The website claims to cover hotels worldwide and has a current list of over 100,000 hotels in its database. The information provided is a complete breakdown of sorts on the list of hotels in a particular city. It provides the 'Expected speed' for the hotels, also mentions whether the Wi-Fi is free or paid for, has confidence ratings, and gives a range for the Wi-Fi connectivity in the hotel. All this Wi-Fi information is provided along with the nightly rates of living in the hotel (US dollar price of course), so that those using the portal have another measure.
For those hotels where the testing has not actually taken place there is a clear mention of the same. The Hotewifitest confidence value (confidence ratings) shows how thoroughly the Wi-Fi has been tested at this hotel. The confidence value depends on several factors, including the number of speed tests taken, how recently the tests occurred, and the diversity of tests in terms of the time of day, day of the week, and point within the travel season.
For example when we typed New Delhi in the search bar on the website, it threw up several results. The 'Taj Palace Hotel' near Dhaula Kuan came in at the top with an expected speed of 36.7Mbps, with a range was from 13Mbps to 57Mbps. The next in the line was the Taj Mahal Hotel located on Number One Mansingh Road with an expected speed of 15.4Mbps.
The website says that users too can be a part of the endeavour to make Hotelwifitest more accurate. A guest at any hotel can connect to in-house Wi-Fi and run a speed test at the website. Then, the results can be shared via a number of social media sites. The website says that such comments provide a valuable service to other travelers who figure in fast and reliable internet when booking accommodation. In fact users can also post the results to the hotel's social media websites where they can be reviewed by both the public and hotels. Even if users do not wish to make the findings public, when the website has enough results it analyses them and generates its cumulative results page that hotel management or potential guests can view via social media, or by visiting the website.

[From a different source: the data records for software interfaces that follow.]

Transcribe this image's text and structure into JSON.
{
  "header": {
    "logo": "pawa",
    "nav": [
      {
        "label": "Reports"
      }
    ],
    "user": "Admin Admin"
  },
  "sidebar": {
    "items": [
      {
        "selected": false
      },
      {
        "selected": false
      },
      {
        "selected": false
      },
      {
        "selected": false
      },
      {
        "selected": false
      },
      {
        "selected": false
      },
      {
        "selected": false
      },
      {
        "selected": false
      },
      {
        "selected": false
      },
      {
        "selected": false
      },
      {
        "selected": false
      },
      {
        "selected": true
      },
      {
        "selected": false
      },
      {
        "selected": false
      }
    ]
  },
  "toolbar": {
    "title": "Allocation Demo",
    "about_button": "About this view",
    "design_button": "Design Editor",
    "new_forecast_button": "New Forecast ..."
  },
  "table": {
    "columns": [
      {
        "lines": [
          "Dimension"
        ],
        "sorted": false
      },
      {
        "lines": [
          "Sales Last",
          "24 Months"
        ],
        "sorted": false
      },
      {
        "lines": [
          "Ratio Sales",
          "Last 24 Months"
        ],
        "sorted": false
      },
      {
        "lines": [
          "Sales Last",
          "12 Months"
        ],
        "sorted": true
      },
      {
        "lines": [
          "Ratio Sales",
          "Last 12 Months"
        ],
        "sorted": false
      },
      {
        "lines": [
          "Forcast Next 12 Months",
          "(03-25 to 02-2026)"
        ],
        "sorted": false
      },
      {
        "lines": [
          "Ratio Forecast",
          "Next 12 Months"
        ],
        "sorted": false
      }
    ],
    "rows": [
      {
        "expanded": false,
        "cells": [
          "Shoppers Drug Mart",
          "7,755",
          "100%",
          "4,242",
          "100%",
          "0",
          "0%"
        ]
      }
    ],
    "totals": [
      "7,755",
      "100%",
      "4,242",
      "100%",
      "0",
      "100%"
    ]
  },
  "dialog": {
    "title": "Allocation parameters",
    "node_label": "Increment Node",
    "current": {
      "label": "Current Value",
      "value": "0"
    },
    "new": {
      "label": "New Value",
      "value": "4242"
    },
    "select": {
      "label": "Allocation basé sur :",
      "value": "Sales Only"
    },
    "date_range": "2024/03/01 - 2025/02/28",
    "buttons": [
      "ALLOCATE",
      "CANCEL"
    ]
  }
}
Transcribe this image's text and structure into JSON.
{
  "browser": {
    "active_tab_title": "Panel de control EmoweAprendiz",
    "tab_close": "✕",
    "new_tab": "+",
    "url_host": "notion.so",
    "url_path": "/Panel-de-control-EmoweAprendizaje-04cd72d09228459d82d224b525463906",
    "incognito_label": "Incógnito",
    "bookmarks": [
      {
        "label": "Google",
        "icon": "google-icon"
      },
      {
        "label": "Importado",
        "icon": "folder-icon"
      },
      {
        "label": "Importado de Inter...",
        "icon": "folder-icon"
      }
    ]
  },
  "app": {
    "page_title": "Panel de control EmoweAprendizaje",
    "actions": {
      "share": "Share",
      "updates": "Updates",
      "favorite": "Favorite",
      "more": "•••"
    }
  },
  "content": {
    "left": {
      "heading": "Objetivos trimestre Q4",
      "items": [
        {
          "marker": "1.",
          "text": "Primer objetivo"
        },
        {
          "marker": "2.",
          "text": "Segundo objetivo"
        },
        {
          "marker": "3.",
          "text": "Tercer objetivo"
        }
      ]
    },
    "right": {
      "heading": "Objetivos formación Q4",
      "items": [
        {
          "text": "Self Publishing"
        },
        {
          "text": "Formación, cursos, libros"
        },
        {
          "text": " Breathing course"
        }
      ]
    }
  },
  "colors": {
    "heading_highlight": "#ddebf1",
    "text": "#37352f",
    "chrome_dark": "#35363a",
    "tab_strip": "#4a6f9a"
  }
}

The website also details why testing for Wi-Fi in hotels is important. One of the ways, according to the website, in which the hotels hold consumers to ransom is by charging them top dollar for the Wi-Fi and by throttling the bandwidth so that guests are restricted to light browsing and checking mails. Heavy duty applications or even buffering videos takes forever. Given that the Internet is a vital cog in relaying information and communication now, worldwide, the website hopes to address the issue of hotels providing good Internet connectivity to guests without burning holes in their pockets.